## YOUR ASSIGNMENT
Restate each record exactly as it was written.

++++++++

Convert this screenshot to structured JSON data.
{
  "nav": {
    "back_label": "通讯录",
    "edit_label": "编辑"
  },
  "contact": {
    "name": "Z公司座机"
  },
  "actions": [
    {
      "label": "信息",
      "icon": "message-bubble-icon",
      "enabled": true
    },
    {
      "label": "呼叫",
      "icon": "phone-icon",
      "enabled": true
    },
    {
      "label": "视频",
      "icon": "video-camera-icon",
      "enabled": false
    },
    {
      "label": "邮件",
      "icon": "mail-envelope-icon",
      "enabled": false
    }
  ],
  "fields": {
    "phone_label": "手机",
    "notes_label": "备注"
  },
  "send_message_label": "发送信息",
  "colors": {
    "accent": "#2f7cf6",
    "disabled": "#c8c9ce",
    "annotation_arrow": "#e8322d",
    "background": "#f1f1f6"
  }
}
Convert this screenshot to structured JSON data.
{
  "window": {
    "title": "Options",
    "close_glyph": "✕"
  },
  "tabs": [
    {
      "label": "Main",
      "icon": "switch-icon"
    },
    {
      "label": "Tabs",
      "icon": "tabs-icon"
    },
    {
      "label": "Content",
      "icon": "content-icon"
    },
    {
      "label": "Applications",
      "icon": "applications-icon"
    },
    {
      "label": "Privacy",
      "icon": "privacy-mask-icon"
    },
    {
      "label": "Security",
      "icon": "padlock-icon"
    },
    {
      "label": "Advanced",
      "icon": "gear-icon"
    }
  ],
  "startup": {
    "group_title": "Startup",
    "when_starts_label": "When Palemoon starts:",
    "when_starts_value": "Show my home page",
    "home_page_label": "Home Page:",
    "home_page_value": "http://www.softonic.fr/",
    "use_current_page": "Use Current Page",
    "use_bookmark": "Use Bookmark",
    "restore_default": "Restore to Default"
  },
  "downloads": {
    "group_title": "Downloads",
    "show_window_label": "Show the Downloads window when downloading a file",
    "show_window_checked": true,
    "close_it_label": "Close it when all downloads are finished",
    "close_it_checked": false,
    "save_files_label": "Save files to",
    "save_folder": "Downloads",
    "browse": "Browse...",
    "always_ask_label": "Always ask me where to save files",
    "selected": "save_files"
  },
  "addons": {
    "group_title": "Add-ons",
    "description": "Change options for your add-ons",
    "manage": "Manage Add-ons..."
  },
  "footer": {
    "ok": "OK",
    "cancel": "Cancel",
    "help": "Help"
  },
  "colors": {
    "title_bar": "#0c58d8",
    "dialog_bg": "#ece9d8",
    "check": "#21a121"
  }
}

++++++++

## REPLY TO THE TASK
Convert this screenshot to structured JSON data.
{
  "nav": {
    "back_label": "通讯录",
    "edit_label": "编辑"
  },
  "contact": {
    "name": "Z公司座机"
  },
  "actions": [
    {
      "label": "信息",
      "icon": "message-bubble-icon",
      "enabled": true
    },
    {
      "label": "呼叫",
      "icon": "phone-icon",
      "enabled": true
    },
    {
      "label": "视频",
      "icon": "video-camera-icon",
      "enabled": false
    },
    {
      "label": "邮件",
      "icon": "mail-envelope-icon",
      "enabled": false
    }
  ],
  "fields": {
    "phone_label": "手机",
    "notes_label": "备注"
  },
  "send_message_label": "发送信息",
  "colors": {
    "accent": "#2f7cf6",
    "disabled": "#c8c9ce",
    "annotation_arrow": "#e8322d",
    "background": "#f1f1f6"
  }
}
Convert this screenshot to structured JSON data.
{
  "window": {
    "title": "Options",
    "close_glyph": "✕"
  },
  "tabs": [
    {
      "label": "Main",
      "icon": "switch-icon"
    },
    {
      "label": "Tabs",
      "icon": "tabs-icon"
    },
    {
      "label": "Content",
      "icon": "content-icon"
    },
    {
      "label": "Applications",
      "icon": "applications-icon"
    },
    {
      "label": "Privacy",
      "icon": "privacy-mask-icon"
    },
    {
      "label": "Security",
      "icon": "padlock-icon"
    },
    {
      "label": "Advanced",
      "icon": "gear-icon"
    }
  ],
  "startup": {
    "group_title": "Startup",
    "when_starts_label": "When Palemoon starts:",
    "when_starts_value": "Show my home page",
    "home_page_label": "Home Page:",
    "home_page_value": "http://www.softonic.fr/",
    "use_current_page": "Use Current Page",
    "use_bookmark": "Use Bookmark",
    "restore_default": "Restore to Default"
  },
  "downloads": {
    "group_title": "Downloads",
    "show_window_label": "Show the Downloads window when downloading a file",
    "show_window_checked": true,
    "close_it_label": "Close it when all downloads are finished",
    "close_it_checked": false,
    "save_files_label": "Save files to",
    "save_folder": "Downloads",
    "browse": "Browse...",
    "always_ask_label": "Always ask me where to save files",
    "selected": "save_files"
  },
  "addons": {
    "group_title": "Add-ons",
    "description": "Change options for your add-ons",
    "manage": "Manage Add-ons..."
  },
  "footer": {
    "ok": "OK",
    "cancel": "Cancel",
    "help": "Help"
  },
  "colors": {
    "title_bar": "#0c58d8",
    "dialog_bg": "#ece9d8",
    "check": "#21a121"
  }
}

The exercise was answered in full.